▸ **Extracted data**

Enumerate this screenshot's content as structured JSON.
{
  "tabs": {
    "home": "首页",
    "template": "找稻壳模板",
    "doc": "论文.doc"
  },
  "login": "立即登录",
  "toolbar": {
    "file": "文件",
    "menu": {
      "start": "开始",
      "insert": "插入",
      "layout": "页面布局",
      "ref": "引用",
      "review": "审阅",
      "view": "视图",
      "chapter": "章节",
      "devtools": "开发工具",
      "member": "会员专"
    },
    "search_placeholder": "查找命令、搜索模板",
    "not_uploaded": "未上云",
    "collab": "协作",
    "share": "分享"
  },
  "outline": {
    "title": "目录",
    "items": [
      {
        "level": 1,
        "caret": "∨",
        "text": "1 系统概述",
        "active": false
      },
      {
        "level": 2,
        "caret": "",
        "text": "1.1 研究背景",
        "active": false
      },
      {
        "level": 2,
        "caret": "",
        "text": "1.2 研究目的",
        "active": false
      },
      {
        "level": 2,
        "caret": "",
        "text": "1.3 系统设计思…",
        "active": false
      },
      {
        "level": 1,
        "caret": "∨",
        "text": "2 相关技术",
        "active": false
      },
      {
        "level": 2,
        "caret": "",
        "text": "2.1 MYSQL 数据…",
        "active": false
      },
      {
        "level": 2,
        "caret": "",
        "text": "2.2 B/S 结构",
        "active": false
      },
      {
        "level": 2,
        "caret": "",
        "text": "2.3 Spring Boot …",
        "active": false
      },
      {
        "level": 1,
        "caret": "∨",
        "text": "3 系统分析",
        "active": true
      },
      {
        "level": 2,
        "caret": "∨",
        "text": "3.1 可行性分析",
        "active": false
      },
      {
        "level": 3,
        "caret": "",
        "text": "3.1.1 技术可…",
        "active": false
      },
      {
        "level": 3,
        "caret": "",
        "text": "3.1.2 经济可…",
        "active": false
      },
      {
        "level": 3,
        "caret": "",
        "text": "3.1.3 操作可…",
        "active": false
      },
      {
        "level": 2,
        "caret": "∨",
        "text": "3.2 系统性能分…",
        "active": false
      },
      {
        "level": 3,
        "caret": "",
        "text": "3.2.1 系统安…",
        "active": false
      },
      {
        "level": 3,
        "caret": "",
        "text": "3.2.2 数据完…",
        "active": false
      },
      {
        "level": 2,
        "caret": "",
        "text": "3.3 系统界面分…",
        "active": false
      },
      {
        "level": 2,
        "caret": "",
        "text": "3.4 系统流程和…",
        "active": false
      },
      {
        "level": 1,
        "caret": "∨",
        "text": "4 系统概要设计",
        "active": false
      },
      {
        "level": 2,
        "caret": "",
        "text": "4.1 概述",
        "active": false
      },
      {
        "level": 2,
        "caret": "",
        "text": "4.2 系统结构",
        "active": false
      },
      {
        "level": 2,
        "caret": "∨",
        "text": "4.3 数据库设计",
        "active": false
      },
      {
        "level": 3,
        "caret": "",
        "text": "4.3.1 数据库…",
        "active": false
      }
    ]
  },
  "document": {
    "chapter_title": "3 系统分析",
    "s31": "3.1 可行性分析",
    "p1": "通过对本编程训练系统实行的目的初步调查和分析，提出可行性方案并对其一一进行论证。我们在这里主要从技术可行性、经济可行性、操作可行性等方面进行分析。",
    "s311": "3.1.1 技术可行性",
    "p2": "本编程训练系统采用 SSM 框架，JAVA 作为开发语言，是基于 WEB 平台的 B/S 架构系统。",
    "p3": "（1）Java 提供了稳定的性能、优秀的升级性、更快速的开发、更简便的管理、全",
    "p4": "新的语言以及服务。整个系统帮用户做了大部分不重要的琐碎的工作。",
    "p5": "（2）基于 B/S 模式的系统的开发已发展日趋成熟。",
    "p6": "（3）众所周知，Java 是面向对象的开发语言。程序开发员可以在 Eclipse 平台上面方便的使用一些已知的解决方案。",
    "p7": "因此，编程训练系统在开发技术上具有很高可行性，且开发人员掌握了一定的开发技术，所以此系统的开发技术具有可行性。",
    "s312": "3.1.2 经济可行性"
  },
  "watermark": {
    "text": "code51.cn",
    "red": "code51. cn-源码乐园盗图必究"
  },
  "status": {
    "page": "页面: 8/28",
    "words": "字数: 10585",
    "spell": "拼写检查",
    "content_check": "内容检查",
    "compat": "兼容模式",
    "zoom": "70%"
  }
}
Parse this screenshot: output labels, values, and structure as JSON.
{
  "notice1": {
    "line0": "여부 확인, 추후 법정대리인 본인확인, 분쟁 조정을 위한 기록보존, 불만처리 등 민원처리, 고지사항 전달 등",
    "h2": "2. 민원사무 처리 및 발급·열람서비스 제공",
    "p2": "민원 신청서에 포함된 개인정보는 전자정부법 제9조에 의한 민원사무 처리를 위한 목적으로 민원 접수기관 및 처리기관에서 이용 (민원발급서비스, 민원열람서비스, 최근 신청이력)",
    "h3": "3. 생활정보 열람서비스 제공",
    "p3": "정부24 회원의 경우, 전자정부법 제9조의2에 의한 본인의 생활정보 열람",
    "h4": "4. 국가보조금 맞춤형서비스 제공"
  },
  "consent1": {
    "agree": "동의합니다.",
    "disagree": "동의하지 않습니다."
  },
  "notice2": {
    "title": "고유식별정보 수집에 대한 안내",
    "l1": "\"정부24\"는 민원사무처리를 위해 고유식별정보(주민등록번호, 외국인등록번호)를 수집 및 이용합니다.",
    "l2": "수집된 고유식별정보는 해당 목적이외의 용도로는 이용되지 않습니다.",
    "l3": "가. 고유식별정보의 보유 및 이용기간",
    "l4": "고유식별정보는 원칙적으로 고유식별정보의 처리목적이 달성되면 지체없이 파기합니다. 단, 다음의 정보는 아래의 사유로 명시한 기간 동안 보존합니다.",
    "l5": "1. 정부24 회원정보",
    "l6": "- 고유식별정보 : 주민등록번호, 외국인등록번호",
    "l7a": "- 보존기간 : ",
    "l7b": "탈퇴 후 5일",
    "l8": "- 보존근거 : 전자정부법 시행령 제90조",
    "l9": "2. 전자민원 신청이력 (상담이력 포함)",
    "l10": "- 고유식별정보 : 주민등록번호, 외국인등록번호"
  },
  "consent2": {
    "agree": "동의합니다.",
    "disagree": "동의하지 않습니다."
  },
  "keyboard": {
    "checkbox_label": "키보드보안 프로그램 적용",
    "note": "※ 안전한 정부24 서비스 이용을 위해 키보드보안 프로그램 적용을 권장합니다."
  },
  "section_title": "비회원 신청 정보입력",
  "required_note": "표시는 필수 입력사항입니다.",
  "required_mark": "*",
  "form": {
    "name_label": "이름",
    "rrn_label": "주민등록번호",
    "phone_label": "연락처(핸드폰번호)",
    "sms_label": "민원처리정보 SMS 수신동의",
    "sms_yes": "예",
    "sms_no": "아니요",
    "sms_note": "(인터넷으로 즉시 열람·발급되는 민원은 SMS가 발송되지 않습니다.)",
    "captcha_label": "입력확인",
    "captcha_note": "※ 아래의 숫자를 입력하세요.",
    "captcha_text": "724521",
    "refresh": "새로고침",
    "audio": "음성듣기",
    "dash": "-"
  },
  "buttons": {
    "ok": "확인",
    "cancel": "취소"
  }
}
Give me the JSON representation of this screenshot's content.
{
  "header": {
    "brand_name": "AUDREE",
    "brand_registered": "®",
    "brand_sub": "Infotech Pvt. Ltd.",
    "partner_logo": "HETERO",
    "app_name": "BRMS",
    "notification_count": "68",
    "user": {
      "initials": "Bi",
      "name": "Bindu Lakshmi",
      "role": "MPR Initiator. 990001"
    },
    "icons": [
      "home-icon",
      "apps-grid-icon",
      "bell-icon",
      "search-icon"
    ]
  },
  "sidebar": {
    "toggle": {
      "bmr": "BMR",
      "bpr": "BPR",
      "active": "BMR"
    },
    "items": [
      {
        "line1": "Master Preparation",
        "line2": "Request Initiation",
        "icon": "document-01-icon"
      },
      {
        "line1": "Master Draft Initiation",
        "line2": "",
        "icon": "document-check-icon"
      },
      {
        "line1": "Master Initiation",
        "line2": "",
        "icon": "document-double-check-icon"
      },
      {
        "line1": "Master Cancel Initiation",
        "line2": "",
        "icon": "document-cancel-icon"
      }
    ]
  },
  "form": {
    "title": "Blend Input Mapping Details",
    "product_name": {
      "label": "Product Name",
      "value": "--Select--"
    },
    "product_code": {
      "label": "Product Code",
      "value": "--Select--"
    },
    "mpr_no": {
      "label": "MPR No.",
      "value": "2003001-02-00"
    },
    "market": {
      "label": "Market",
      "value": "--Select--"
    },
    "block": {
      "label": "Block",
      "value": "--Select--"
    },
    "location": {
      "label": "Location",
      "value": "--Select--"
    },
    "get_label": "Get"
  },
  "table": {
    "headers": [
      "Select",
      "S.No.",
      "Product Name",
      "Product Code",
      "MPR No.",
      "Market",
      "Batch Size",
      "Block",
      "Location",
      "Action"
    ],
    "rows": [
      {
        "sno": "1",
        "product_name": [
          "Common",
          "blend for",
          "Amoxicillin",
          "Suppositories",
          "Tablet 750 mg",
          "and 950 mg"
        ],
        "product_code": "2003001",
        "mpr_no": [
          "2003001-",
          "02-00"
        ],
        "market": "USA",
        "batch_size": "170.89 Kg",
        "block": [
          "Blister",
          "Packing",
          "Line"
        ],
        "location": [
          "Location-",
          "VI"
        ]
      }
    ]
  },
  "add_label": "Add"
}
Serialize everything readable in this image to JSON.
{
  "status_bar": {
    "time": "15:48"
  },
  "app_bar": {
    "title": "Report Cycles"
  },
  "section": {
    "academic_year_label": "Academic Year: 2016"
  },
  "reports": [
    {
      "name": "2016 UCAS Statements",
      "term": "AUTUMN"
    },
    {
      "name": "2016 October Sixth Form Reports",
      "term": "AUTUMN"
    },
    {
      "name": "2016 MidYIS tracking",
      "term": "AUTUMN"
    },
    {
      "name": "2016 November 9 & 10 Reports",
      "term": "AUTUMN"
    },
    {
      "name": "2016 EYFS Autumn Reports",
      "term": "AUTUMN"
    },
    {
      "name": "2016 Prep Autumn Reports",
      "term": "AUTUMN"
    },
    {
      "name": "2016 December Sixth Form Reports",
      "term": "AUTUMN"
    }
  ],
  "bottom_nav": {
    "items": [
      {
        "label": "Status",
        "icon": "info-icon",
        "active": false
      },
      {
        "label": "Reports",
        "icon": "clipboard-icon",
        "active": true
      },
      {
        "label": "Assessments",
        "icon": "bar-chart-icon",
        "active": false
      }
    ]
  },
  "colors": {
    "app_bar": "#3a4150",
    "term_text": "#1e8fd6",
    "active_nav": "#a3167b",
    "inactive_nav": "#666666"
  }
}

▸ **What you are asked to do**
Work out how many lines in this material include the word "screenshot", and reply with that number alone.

▸ **Response area**
3